• _Component data from apps and pages_:
************
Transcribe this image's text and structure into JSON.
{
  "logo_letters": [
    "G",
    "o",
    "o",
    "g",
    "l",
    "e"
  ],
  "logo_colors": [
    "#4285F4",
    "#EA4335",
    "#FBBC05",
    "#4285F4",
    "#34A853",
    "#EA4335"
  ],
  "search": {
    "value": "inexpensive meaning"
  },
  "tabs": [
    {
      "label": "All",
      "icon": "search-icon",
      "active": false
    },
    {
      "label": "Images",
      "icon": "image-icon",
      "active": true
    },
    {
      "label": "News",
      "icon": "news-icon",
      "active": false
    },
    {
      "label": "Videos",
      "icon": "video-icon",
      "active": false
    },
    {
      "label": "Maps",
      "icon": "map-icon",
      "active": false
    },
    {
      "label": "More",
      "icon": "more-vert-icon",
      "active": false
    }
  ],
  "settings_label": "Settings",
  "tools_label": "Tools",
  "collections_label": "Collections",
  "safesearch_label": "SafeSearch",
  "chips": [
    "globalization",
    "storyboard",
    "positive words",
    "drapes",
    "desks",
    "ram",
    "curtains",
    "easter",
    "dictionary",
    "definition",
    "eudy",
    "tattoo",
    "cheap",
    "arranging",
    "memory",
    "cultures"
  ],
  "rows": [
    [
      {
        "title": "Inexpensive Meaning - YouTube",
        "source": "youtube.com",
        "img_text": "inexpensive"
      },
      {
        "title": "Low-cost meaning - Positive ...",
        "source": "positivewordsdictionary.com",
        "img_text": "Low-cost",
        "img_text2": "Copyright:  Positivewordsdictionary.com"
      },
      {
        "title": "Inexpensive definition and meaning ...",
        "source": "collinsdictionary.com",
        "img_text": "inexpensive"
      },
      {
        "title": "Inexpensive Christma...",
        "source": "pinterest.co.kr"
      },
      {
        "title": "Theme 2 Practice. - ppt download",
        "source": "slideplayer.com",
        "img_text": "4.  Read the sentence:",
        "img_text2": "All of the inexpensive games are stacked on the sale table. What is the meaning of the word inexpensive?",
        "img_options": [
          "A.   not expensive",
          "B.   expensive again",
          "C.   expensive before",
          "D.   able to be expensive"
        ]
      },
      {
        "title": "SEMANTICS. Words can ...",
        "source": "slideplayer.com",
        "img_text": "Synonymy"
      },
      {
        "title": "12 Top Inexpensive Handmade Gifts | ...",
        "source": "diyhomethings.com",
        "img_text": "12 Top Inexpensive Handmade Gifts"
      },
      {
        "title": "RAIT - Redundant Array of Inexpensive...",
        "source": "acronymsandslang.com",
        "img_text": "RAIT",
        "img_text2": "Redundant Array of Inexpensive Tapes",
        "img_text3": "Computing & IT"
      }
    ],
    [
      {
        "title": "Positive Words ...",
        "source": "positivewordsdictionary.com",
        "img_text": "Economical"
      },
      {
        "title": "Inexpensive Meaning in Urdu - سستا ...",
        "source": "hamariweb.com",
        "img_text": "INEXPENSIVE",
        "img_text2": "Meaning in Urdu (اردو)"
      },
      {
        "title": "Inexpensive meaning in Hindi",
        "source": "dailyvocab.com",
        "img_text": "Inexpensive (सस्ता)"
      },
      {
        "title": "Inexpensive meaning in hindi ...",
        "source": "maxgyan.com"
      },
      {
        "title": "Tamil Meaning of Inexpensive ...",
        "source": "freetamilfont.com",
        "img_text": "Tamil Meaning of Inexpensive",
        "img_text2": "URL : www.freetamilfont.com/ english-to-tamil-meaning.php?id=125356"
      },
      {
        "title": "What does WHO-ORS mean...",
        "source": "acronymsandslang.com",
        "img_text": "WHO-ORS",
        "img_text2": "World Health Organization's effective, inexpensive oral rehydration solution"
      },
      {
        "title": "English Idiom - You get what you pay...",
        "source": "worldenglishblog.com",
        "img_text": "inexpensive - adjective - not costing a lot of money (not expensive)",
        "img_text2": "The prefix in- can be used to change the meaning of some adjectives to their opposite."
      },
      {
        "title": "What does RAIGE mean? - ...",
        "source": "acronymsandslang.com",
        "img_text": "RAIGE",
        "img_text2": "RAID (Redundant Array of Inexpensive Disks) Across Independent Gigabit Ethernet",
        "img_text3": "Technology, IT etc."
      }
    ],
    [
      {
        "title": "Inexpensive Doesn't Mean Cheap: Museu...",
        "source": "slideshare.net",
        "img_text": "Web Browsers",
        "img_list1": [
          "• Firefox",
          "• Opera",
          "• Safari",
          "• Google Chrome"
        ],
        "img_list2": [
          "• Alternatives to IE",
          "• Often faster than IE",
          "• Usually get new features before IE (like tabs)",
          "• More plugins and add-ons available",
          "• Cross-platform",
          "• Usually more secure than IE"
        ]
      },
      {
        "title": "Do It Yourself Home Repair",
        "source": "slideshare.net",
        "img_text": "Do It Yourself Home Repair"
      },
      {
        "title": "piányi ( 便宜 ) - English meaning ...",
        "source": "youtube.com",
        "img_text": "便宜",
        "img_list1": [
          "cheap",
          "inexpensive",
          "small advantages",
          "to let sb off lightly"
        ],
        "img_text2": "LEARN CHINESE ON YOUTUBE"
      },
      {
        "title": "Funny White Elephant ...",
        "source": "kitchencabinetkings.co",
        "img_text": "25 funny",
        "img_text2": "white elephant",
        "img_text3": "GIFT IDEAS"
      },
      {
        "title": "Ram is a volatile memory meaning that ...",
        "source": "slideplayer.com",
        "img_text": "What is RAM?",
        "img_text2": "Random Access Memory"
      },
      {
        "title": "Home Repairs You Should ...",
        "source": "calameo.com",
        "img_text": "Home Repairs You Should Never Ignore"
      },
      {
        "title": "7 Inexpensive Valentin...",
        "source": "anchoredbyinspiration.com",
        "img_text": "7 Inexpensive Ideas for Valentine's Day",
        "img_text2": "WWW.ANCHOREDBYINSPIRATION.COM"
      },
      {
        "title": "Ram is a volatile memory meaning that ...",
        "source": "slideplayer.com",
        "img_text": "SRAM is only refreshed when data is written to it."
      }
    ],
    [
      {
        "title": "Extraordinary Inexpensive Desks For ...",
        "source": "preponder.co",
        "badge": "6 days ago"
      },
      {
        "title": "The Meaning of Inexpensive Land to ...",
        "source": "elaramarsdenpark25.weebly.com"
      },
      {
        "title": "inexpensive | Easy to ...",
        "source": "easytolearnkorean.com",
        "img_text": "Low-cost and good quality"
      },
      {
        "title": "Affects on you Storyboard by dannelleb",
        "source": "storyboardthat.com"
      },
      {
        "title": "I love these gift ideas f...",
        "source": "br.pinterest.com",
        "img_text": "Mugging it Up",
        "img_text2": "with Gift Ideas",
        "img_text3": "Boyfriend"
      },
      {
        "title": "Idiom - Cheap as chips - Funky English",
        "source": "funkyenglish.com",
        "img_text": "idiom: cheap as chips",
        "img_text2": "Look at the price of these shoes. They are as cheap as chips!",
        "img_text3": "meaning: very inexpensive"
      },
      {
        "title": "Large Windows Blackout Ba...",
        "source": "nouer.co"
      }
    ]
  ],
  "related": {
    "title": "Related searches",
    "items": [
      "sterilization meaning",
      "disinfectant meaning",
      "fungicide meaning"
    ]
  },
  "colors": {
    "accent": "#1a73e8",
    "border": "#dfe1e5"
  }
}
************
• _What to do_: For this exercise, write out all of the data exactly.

• _Output below_:
Transcribe this image's text and structure into JSON.
{
  "logo_letters": [
    "G",
    "o",
    "o",
    "g",
    "l",
    "e"
  ],
  "logo_colors": [
    "#4285F4",
    "#EA4335",
    "#FBBC05",
    "#4285F4",
    "#34A853",
    "#EA4335"
  ],
  "search": {
    "value": "inexpensive meaning"
  },
  "tabs": [
    {
      "label": "All",
      "icon": "search-icon",
      "active": false
    },
    {
      "label": "Images",
      "icon": "image-icon",
      "active": true
    },
    {
      "label": "News",
      "icon": "news-icon",
      "active": false
    },
    {
      "label": "Videos",
      "icon": "video-icon",
      "active": false
    },
    {
      "label": "Maps",
      "icon": "map-icon",
      "active": false
    },
    {
      "label": "More",
      "icon": "more-vert-icon",
      "active": false
    }
  ],
  "settings_label": "Settings",
  "tools_label": "Tools",
  "collections_label": "Collections",
  "safesearch_label": "SafeSearch",
  "chips": [
    "globalization",
    "storyboard",
    "positive words",
    "drapes",
    "desks",
    "ram",
    "curtains",
    "easter",
    "dictionary",
    "definition",
    "eudy",
    "tattoo",
    "cheap",
    "arranging",
    "memory",
    "cultures"
  ],
  "rows": [
    [
      {
        "title": "Inexpensive Meaning - YouTube",
        "source": "youtube.com",
        "img_text": "inexpensive"
      },
      {
        "title": "Low-cost meaning - Positive ...",
        "source": "positivewordsdictionary.com",
        "img_text": "Low-cost",
        "img_text2": "Copyright:  Positivewordsdictionary.com"
      },
      {
        "title": "Inexpensive definition and meaning ...",
        "source": "collinsdictionary.com",
        "img_text": "inexpensive"
      },
      {
        "title": "Inexpensive Christma...",
        "source": "pinterest.co.kr"
      },
      {
        "title": "Theme 2 Practice. - ppt download",
        "source": "slideplayer.com",
        "img_text": "4.  Read the sentence:",
        "img_text2": "All of the inexpensive games are stacked on the sale table. What is the meaning of the word inexpensive?",
        "img_options": [
          "A.   not expensive",
          "B.   expensive again",
          "C.   expensive before",
          "D.   able to be expensive"
        ]
      },
      {
        "title": "SEMANTICS. Words can ...",
        "source": "slideplayer.com",
        "img_text": "Synonymy"
      },
      {
        "title": "12 Top Inexpensive Handmade Gifts | ...",
        "source": "diyhomethings.com",
        "img_text": "12 Top Inexpensive Handmade Gifts"
      },
      {
        "title": "RAIT - Redundant Array of Inexpensive...",
        "source": "acronymsandslang.com",
        "img_text": "RAIT",
        "img_text2": "Redundant Array of Inexpensive Tapes",
        "img_text3": "Computing & IT"
      }
    ],
    [
      {
        "title": "Positive Words ...",
        "source": "positivewordsdictionary.com",
        "img_text": "Economical"
      },
      {
        "title": "Inexpensive Meaning in Urdu - سستا ...",
        "source": "hamariweb.com",
        "img_text": "INEXPENSIVE",
        "img_text2": "Meaning in Urdu (اردو)"
      },
      {
        "title": "Inexpensive meaning in Hindi",
        "source": "dailyvocab.com",
        "img_text": "Inexpensive (सस्ता)"
      },
      {
        "title": "Inexpensive meaning in hindi ...",
        "source": "maxgyan.com"
      },
      {
        "title": "Tamil Meaning of Inexpensive ...",
        "source": "freetamilfont.com",
        "img_text": "Tamil Meaning of Inexpensive",
        "img_text2": "URL : www.freetamilfont.com/ english-to-tamil-meaning.php?id=125356"
      },
      {
        "title": "What does WHO-ORS mean...",
        "source": "acronymsandslang.com",
        "img_text": "WHO-ORS",
        "img_text2": "World Health Organization's effective, inexpensive oral rehydration solution"
      },
      {
        "title": "English Idiom - You get what you pay...",
        "source": "worldenglishblog.com",
        "img_text": "inexpensive - adjective - not costing a lot of money (not expensive)",
        "img_text2": "The prefix in- can be used to change the meaning of some adjectives to their opposite."
      },
      {
        "title": "What does RAIGE mean? - ...",
        "source": "acronymsandslang.com",
        "img_text": "RAIGE",
        "img_text2": "RAID (Redundant Array of Inexpensive Disks) Across Independent Gigabit Ethernet",
        "img_text3": "Technology, IT etc."
      }
    ],
    [
      {
        "title": "Inexpensive Doesn't Mean Cheap: Museu...",
        "source": "slideshare.net",
        "img_text": "Web Browsers",
        "img_list1": [
          "• Firefox",
          "• Opera",
          "• Safari",
          "• Google Chrome"
        ],
        "img_list2": [
          "• Alternatives to IE",
          "• Often faster than IE",
          "• Usually get new features before IE (like tabs)",
          "• More plugins and add-ons available",
          "• Cross-platform",
          "• Usually more secure than IE"
        ]
      },
      {
        "title": "Do It Yourself Home Repair",
        "source": "slideshare.net",
        "img_text": "Do It Yourself Home Repair"
      },
      {
        "title": "piányi ( 便宜 ) - English meaning ...",
        "source": "youtube.com",
        "img_text": "便宜",
        "img_list1": [
          "cheap",
          "inexpensive",
          "small advantages",
          "to let sb off lightly"
        ],
        "img_text2": "LEARN CHINESE ON YOUTUBE"
      },
      {
        "title": "Funny White Elephant ...",
        "source": "kitchencabinetkings.co",
        "img_text": "25 funny",
        "img_text2": "white elephant",
        "img_text3": "GIFT IDEAS"
      },
      {
        "title": "Ram is a volatile memory meaning that ...",
        "source": "slideplayer.com",
        "img_text": "What is RAM?",
        "img_text2": "Random Access Memory"
      },
      {
        "title": "Home Repairs You Should ...",
        "source": "calameo.com",
        "img_text": "Home Repairs You Should Never Ignore"
      },
      {
        "title": "7 Inexpensive Valentin...",
        "source": "anchoredbyinspiration.com",
        "img_text": "7 Inexpensive Ideas for Valentine's Day",
        "img_text2": "WWW.ANCHOREDBYINSPIRATION.COM"
      },
      {
        "title": "Ram is a volatile memory meaning that ...",
        "source": "slideplayer.com",
        "img_text": "SRAM is only refreshed when data is written to it."
      }
    ],
    [
      {
        "title": "Extraordinary Inexpensive Desks For ...",
        "source": "preponder.co",
        "badge": "6 days ago"
      },
      {
        "title": "The Meaning of Inexpensive Land to ...",
        "source": "elaramarsdenpark25.weebly.com"
      },
      {
        "title": "inexpensive | Easy to ...",
        "source": "easytolearnkorean.com",
        "img_text": "Low-cost and good quality"
      },
      {
        "title": "Affects on you Storyboard by dannelleb",
        "source": "storyboardthat.com"
      },
      {
        "title": "I love these gift ideas f...",
        "source": "br.pinterest.com",
        "img_text": "Mugging it Up",
        "img_text2": "with Gift Ideas",
        "img_text3": "Boyfriend"
      },
      {
        "title": "Idiom - Cheap as chips - Funky English",
        "source": "funkyenglish.com",
        "img_text": "idiom: cheap as chips",
        "img_text2": "Look at the price of these shoes. They are as cheap as chips!",
        "img_text3": "meaning: very inexpensive"
      },
      {
        "title": "Large Windows Blackout Ba...",
        "source": "nouer.co"
      }
    ]
  ],
  "related": {
    "title": "Related searches",
    "items": [
      "sterilization meaning",
      "disinfectant meaning",
      "fungicide meaning"
    ]
  },
  "colors": {
    "accent": "#1a73e8",
    "border": "#dfe1e5"
  }
}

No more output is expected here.